and unlit; the ground was so dry, he hesitated to strike a spark to
Sam listened to Frodo’s story, tales about dragons made his stomach go
all funny. He watched the sky nervously, knowing that if any dragon
did appear, they would doubtless find a naughty young hobbit tastier
than any other prey. He had a sudden urge to confess his pact with
Merry Brandybuck, and was on the verge of telling Frodo all, when a
sudden strong, cool wind came buffeting the trees, and a few drops of
moisture fell on their surprised faces.
"Looks like we may get that rain after all, Sam!" said Frodo, leaping
up and stuffing everything back into his pack. "We will never make it
to the Hill before this hits. Let us go into the Knoll. I know a dry
cave beneath a dead tree where we can shelter this out. Come on!"
The wind was pulling at them strongly, and the clouds were leaping
across the sky. The grey blanket overhead was becoming a strange shade
of greenish brown, and the stars had fled before the winds. Night
birds were noisy suddenly, and the raindrops became large and more
frequent. Just as they reached the cave, the sky opened and a great
deluge was released.
Frodo stripped off his coat and wrung it out, laughing. Sam had
unwound the bandages from his hands and discarded the stained, soggy
strips of cloth. He winced at every lightning stroke, and trembled at
the thunder that sounded so close.
"Don’t worry, Sam! This will blow over quickly, and we will be
dry as ever when we finally get home! How are your hands?"
Sam mumbled something, and sat down, depressed. He had to tell Frodo
what he had been doing. After a long minute, he said slowly, "Mr
Frodo, sir? May I ask you a question?"
"Of course, Sam." Frodo was striking a flint, trying to get his pipe lit.
Sam took the flint from him, and struck expertly, sending a fat spark
right into the tinder and setting the chip ablaze. Frodo praised him
and lit his pipe, puffing it into a bright cinder. He passed it to
Sam, who drew on it and passed it back. "Mr Frodo, do you get tired of
it, sir?
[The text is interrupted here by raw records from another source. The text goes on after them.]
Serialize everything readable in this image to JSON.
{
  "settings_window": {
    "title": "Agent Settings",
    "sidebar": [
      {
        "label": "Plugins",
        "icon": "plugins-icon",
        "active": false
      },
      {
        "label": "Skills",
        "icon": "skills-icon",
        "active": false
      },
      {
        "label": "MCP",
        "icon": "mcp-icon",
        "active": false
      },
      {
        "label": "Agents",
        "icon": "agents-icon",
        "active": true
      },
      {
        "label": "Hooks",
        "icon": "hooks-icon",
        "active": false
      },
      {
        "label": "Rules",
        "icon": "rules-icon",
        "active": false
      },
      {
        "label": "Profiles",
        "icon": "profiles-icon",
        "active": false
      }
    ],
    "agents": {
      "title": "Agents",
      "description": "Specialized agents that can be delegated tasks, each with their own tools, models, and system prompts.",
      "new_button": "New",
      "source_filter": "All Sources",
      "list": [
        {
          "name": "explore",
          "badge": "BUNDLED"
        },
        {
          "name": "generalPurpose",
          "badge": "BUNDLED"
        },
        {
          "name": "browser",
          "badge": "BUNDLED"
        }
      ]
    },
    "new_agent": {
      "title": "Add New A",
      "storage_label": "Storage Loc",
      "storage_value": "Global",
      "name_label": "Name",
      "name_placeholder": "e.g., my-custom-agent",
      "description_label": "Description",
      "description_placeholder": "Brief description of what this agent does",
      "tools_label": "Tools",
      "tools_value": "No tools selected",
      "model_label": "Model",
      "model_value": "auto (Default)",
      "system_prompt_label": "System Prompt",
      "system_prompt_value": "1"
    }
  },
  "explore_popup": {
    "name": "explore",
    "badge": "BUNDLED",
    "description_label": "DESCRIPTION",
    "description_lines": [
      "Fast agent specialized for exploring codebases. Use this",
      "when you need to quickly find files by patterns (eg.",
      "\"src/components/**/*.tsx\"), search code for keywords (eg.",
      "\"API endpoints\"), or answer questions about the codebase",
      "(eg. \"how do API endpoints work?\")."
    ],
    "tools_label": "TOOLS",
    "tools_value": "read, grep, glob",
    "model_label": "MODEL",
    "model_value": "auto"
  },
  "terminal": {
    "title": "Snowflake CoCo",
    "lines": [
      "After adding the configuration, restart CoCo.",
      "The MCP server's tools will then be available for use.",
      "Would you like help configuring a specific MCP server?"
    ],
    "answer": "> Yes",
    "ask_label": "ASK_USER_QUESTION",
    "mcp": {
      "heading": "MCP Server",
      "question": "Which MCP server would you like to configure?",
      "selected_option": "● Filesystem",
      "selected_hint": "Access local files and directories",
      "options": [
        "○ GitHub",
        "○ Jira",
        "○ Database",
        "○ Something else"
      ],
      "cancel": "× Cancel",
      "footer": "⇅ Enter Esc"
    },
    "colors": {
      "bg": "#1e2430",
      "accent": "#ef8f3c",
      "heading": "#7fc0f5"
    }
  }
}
All the folks pokin’ and pryin’ into you and Mr Bilbo’s
Frodo puffed thoughtfully before he answered, wondering what was really
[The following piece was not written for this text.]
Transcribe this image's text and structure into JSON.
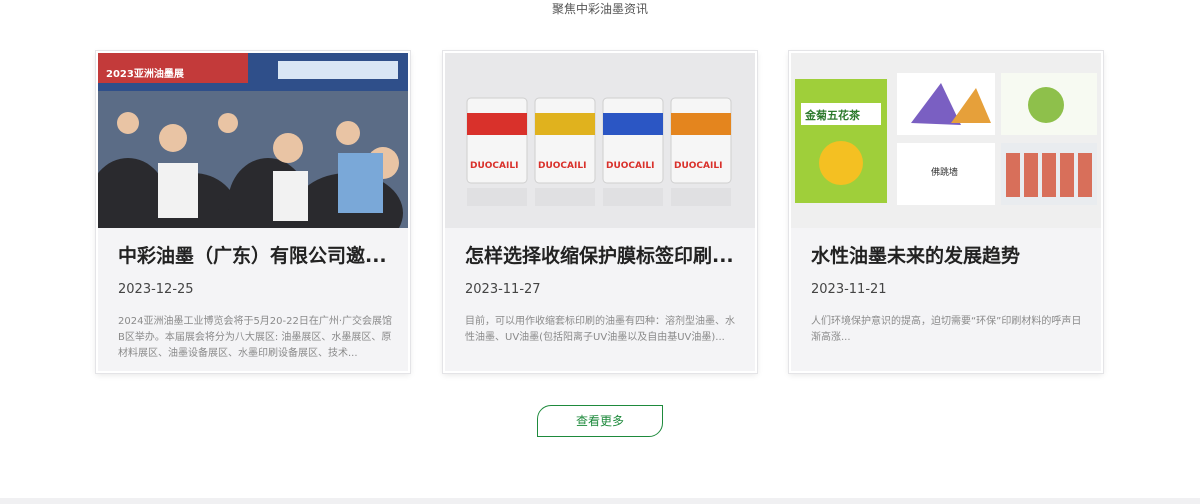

going on inside his gardener’s curly-haired head. "I don’t think about
it much, Sam. What people think and what they do, I have no control
"Yes, sir." Sam was silent for a while, and they passed the pipe back
and forth for a few moments, listening to the rain. "Still, it must be
annoying to you to be talked about, when you hear of it, eh, sir?" He
wondered how he would bring himself to tell Mr Frodo everything, and
yet not break his promise to Master Merry. A miserable position for an
honest young hobbit!
Frodo shook his head, oblivious to the source Sam’s discomfort. He
decided that the gardener was merely nervous about the lighting and
rain, and was talking just to hear a voice. "When I think about it,
Sam, I guess I must interpret it as a great compliment! After all, if
folk are going to talk about my Uncle and me, then we must be fairly
important or interesting, and that is quite flattering. There is so
much to talk about, here in the Shire!" Frodo’s sarcasm was totally
lost on Samwise, who felt even more miserable now. He drew a breath
and was fighting to spit out the words, when he saw a glimmer through
the trees, and he gasped, grabbing Frodo’s arm. "Whazzat??"
Frodo sat up and looked, but he saw nothing. He chuckled again and lay
back. "Nothing, Sam! Just the leaves catching the light! Your eyes
are going funny on you, staring into the night!"
Sam ignored Frodo’s laugh, and he continued to stare into the trees. A
fair face framed with long silver hair wreathed in leaves was staring
back at him, or seemed to be. When he blinked with the next flash of
lighting, the vision was gone, but for a lingering luminescence under
This sight struck Sam dumb, and even if he could have found the words
inside himself to tell Frodo that he and Merry had been conspiring to
read Bilbo’s book, he could never have said so here, where an Elf might
overhear. He sat and watched the rain fall, and Frodo finished his
pipe and began to sing a song that made the drip from the leaves and
the crackle of thunder sound like music that was crafted around the
words. The two hobbits waited for the storm to pass, and the smoke
from Frodo’s pipe hung in the air, a sweet scent mingled with the